Problem to work on: Repeat the data as given. Images do not go in the copy.

Information given:
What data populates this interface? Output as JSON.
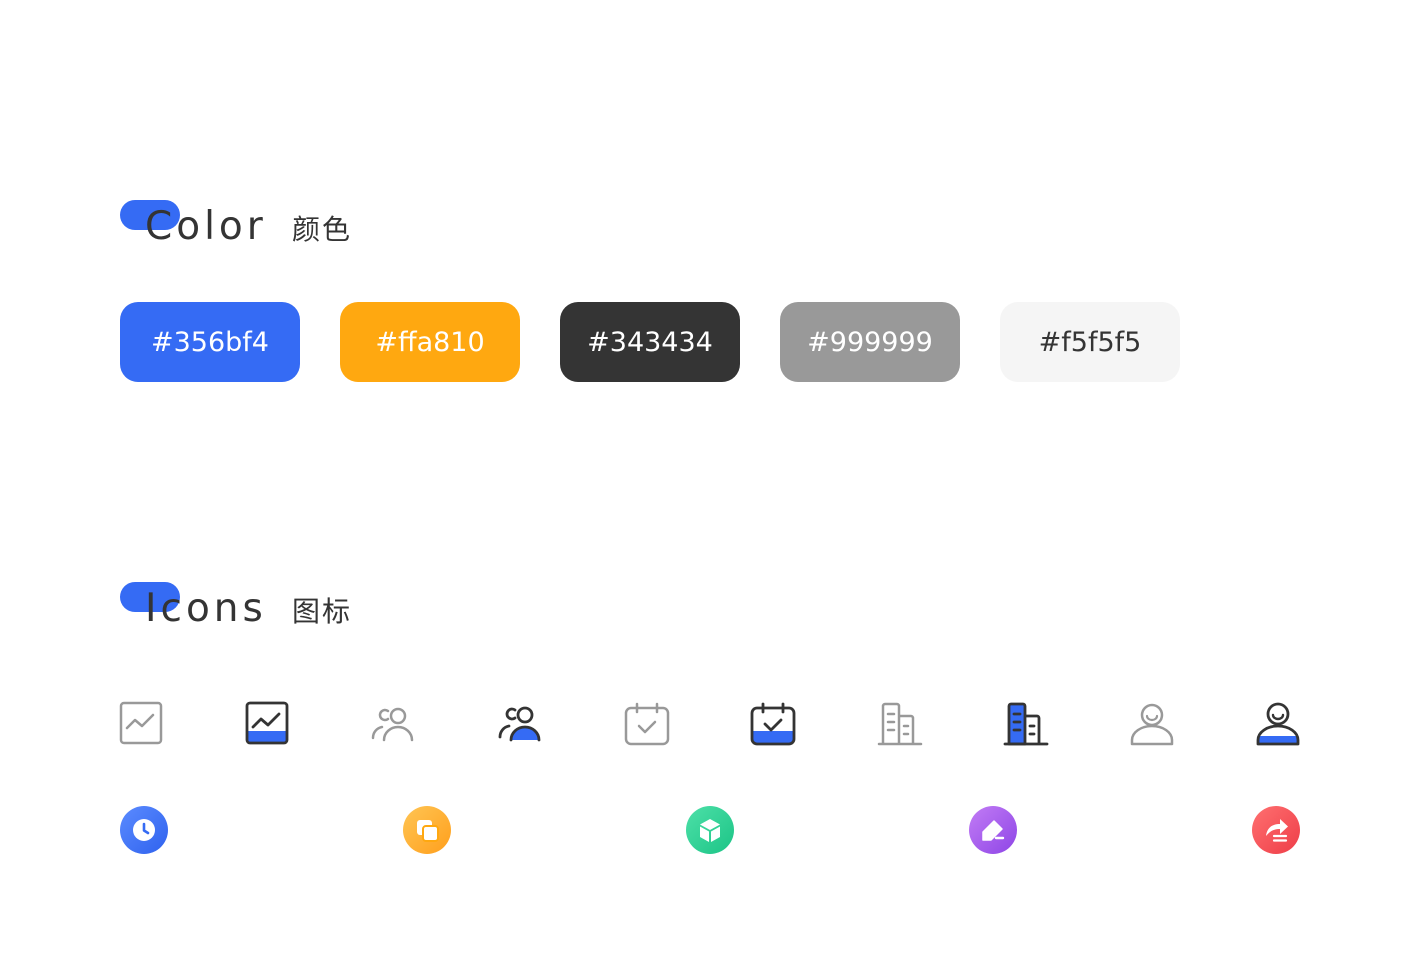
{
  "sections": {
    "color": {
      "title_en": "Color",
      "title_cn": "颜色"
    },
    "icons": {
      "title_en": "Icons",
      "title_cn": "图标"
    }
  },
  "accent_color": "#356bf4",
  "swatches": [
    {
      "label": "#356bf4",
      "background": "#356bf4",
      "text_color": "#ffffff"
    },
    {
      "label": "#ffa810",
      "background": "#ffa810",
      "text_color": "#ffffff"
    },
    {
      "label": "#343434",
      "background": "#343434",
      "text_color": "#ffffff"
    },
    {
      "label": "#999999",
      "background": "#999999",
      "text_color": "#ffffff"
    },
    {
      "label": "#f5f5f5",
      "background": "#f5f5f5",
      "text_color": "#343434"
    }
  ],
  "line_icons": [
    {
      "name": "chart-icon",
      "state": "inactive",
      "stroke": "#999999"
    },
    {
      "name": "chart-icon",
      "state": "active",
      "stroke": "#343434",
      "fill": "#356bf4"
    },
    {
      "name": "users-icon",
      "state": "inactive",
      "stroke": "#999999"
    },
    {
      "name": "users-icon",
      "state": "active",
      "stroke": "#343434",
      "fill": "#356bf4"
    },
    {
      "name": "calendar-check-icon",
      "state": "inactive",
      "stroke": "#999999"
    },
    {
      "name": "calendar-check-icon",
      "state": "active",
      "stroke": "#343434",
      "fill": "#356bf4"
    },
    {
      "name": "building-icon",
      "state": "inactive",
      "stroke": "#999999"
    },
    {
      "name": "building-icon",
      "state": "active",
      "stroke": "#343434",
      "fill": "#356bf4"
    },
    {
      "name": "user-icon",
      "state": "inactive",
      "stroke": "#999999"
    },
    {
      "name": "user-icon",
      "state": "active",
      "stroke": "#343434",
      "fill": "#356bf4"
    }
  ],
  "app_icons": [
    {
      "name": "clock-icon",
      "gradient": [
        "#5b8bff",
        "#2f62ee"
      ]
    },
    {
      "name": "copy-icon",
      "gradient": [
        "#ffc554",
        "#ff9f1c"
      ]
    },
    {
      "name": "box-icon",
      "gradient": [
        "#4de0a8",
        "#1cc486"
      ]
    },
    {
      "name": "edit-tag-icon",
      "gradient": [
        "#c27cf5",
        "#8e45e6"
      ]
    },
    {
      "name": "share-icon",
      "gradient": [
        "#ff7070",
        "#ee3d48"
      ]
    }
  ]
}
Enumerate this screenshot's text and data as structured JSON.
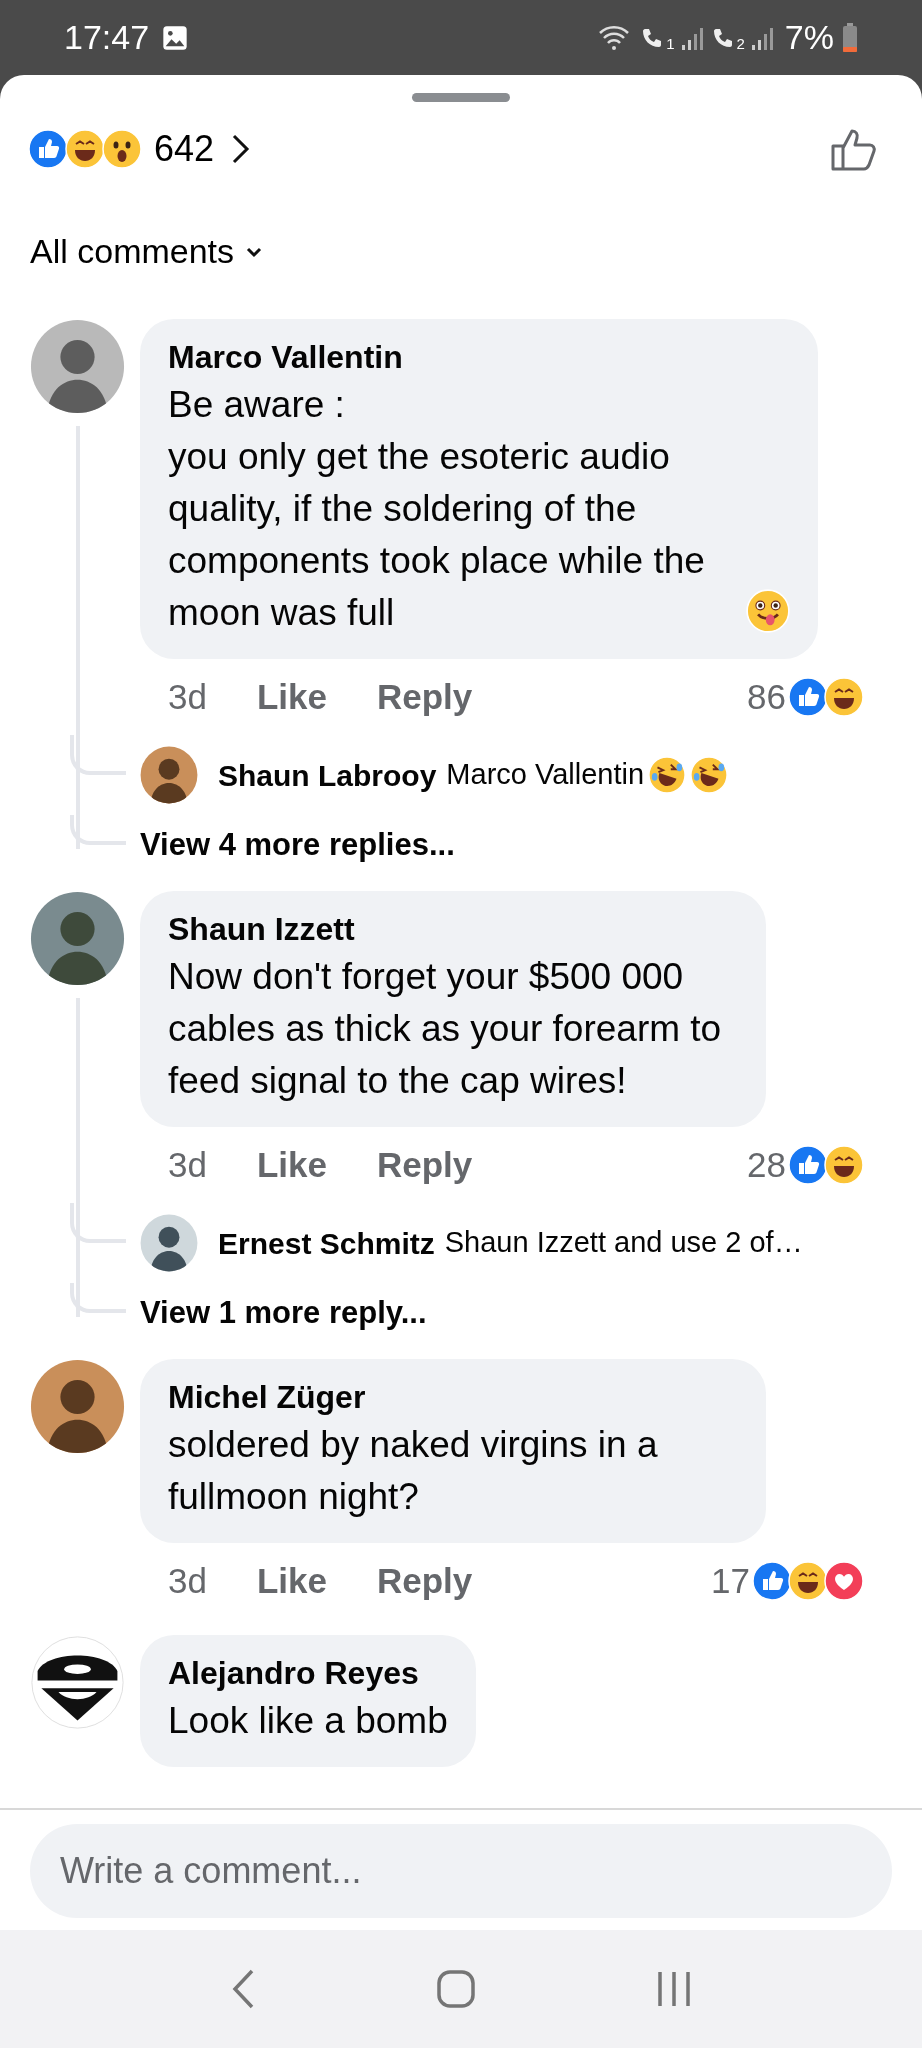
{
  "status_bar": {
    "time": "17:47",
    "sims": [
      {
        "label": "1"
      },
      {
        "label": "2"
      }
    ],
    "battery": "7%"
  },
  "reactions_summary": {
    "count": "642",
    "reactions": [
      {
        "kind": "like"
      },
      {
        "kind": "haha"
      },
      {
        "kind": "wow"
      }
    ]
  },
  "filter": {
    "label": "All comments"
  },
  "comments": [
    {
      "author": "Marco Vallentin",
      "avatar": {
        "kind": "photo"
      },
      "text": "Be aware :\nyou only get the esoteric audio quality, if the soldering of the components took place while the moon was full",
      "text_emoji": {
        "kind": "tongue"
      },
      "time": "3d",
      "like": "Like",
      "reply": "Reply",
      "reaction_count": "86",
      "reactions": [
        {
          "kind": "like"
        },
        {
          "kind": "haha"
        }
      ],
      "replies": [
        {
          "author": "Shaun Labrooy",
          "text": "Marco Vallentin",
          "emojis": [
            {
              "kind": "rofl"
            },
            {
              "kind": "rofl"
            }
          ]
        }
      ],
      "more_replies": "View 4 more replies..."
    },
    {
      "author": "Shaun Izzett",
      "avatar": {
        "kind": "photo"
      },
      "text": "Now don't forget your $500 000 cables as thick as your forearm to feed signal to the cap wires!",
      "time": "3d",
      "like": "Like",
      "reply": "Reply",
      "reaction_count": "28",
      "reactions": [
        {
          "kind": "like"
        },
        {
          "kind": "haha"
        }
      ],
      "replies": [
        {
          "author": "Ernest Schmitz",
          "text": "Shaun Izzett and use 2 of…"
        }
      ],
      "more_replies": "View 1 more reply..."
    },
    {
      "author": "Michel Züger",
      "avatar": {
        "kind": "photo"
      },
      "text": "soldered by naked virgins in a fullmoon night?",
      "time": "3d",
      "like": "Like",
      "reply": "Reply",
      "reaction_count": "17",
      "reactions": [
        {
          "kind": "like"
        },
        {
          "kind": "haha"
        },
        {
          "kind": "love"
        }
      ]
    },
    {
      "author": "Alejandro Reyes",
      "avatar": {
        "kind": "logo"
      },
      "text": "Look like a bomb"
    }
  ],
  "composer": {
    "placeholder": "Write a comment..."
  }
}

Reply:
What data populates this interface? Output as JSON.
{
  "sections": {
    "color": {
      "title_en": "Color",
      "title_cn": "颜色"
    },
    "icons": {
      "title_en": "Icons",
      "title_cn": "图标"
    }
  },
  "accent_color": "#356bf4",
  "swatches": [
    {
      "label": "#356bf4",
      "background": "#356bf4",
      "text_color": "#ffffff"
    },
    {
      "label": "#ffa810",
      "background": "#ffa810",
      "text_color": "#ffffff"
    },
    {
      "label": "#343434",
      "background": "#343434",
      "text_color": "#ffffff"
    },
    {
      "label": "#999999",
      "background": "#999999",
      "text_color": "#ffffff"
    },
    {
      "label": "#f5f5f5",
      "background": "#f5f5f5",
      "text_color": "#343434"
    }
  ],
  "line_icons": [
    {
      "name": "chart-icon",
      "state": "inactive",
      "stroke": "#999999"
    },
    {
      "name": "chart-icon",
      "state": "active",
      "stroke": "#343434",
      "fill": "#356bf4"
    },
    {
      "name": "users-icon",
      "state": "inactive",
      "stroke": "#999999"
    },
    {
      "name": "users-icon",
      "state": "active",
      "stroke": "#343434",
      "fill": "#356bf4"
    },
    {
      "name": "calendar-check-icon",
      "state": "inactive",
      "stroke": "#999999"
    },
    {
      "name": "calendar-check-icon",
      "state": "active",
      "stroke": "#343434",
      "fill": "#356bf4"
    },
    {
      "name": "building-icon",
      "state": "inactive",
      "stroke": "#999999"
    },
    {
      "name": "building-icon",
      "state": "active",
      "stroke": "#343434",
      "fill": "#356bf4"
    },
    {
      "name": "user-icon",
      "state": "inactive",
      "stroke": "#999999"
    },
    {
      "name": "user-icon",
      "state": "active",
      "stroke": "#343434",
      "fill": "#356bf4"
    }
  ],
  "app_icons": [
    {
      "name": "clock-icon",
      "gradient": [
        "#5b8bff",
        "#2f62ee"
      ]
    },
    {
      "name": "copy-icon",
      "gradient": [
        "#ffc554",
        "#ff9f1c"
      ]
    },
    {
      "name": "box-icon",
      "gradient": [
        "#4de0a8",
        "#1cc486"
      ]
    },
    {
      "name": "edit-tag-icon",
      "gradient": [
        "#c27cf5",
        "#8e45e6"
      ]
    },
    {
      "name": "share-icon",
      "gradient": [
        "#ff7070",
        "#ee3d48"
      ]
    }
  ]
}
Enumerate this screenshot's text and data as structured JSON.
{
  "status_bar": {
    "time": "17:47",
    "sims": [
      {
        "label": "1"
      },
      {
        "label": "2"
      }
    ],
    "battery": "7%"
  },
  "reactions_summary": {
    "count": "642",
    "reactions": [
      {
        "kind": "like"
      },
      {
        "kind": "haha"
      },
      {
        "kind": "wow"
      }
    ]
  },
  "filter": {
    "label": "All comments"
  },
  "comments": [
    {
      "author": "Marco Vallentin",
      "avatar": {
        "kind": "photo"
      },
      "text": "Be aware :\nyou only get the esoteric audio quality, if the soldering of the components took place while the moon was full",
      "text_emoji": {
        "kind": "tongue"
      },
      "time": "3d",
      "like": "Like",
      "reply": "Reply",
      "reaction_count": "86",
      "reactions": [
        {
          "kind": "like"
        },
        {
          "kind": "haha"
        }
      ],
      "replies": [
        {
          "author": "Shaun Labrooy",
          "text": "Marco Vallentin",
          "emojis": [
            {
              "kind": "rofl"
            },
            {
              "kind": "rofl"
            }
          ]
        }
      ],
      "more_replies": "View 4 more replies..."
    },
    {
      "author": "Shaun Izzett",
      "avatar": {
        "kind": "photo"
      },
      "text": "Now don't forget your $500 000 cables as thick as your forearm to feed signal to the cap wires!",
      "time": "3d",
      "like": "Like",
      "reply": "Reply",
      "reaction_count": "28",
      "reactions": [
        {
          "kind": "like"
        },
        {
          "kind": "haha"
        }
      ],
      "replies": [
        {
          "author": "Ernest Schmitz",
          "text": "Shaun Izzett and use 2 of…"
        }
      ],
      "more_replies": "View 1 more reply..."
    },
    {
      "author": "Michel Züger",
      "avatar": {
        "kind": "photo"
      },
      "text": "soldered by naked virgins in a fullmoon night?",
      "time": "3d",
      "like": "Like",
      "reply": "Reply",
      "reaction_count": "17",
      "reactions": [
        {
          "kind": "like"
        },
        {
          "kind": "haha"
        },
        {
          "kind": "love"
        }
      ]
    },
    {
      "author": "Alejandro Reyes",
      "avatar": {
        "kind": "logo"
      },
      "text": "Look like a bomb"
    }
  ],
  "composer": {
    "placeholder": "Write a comment..."
  }
}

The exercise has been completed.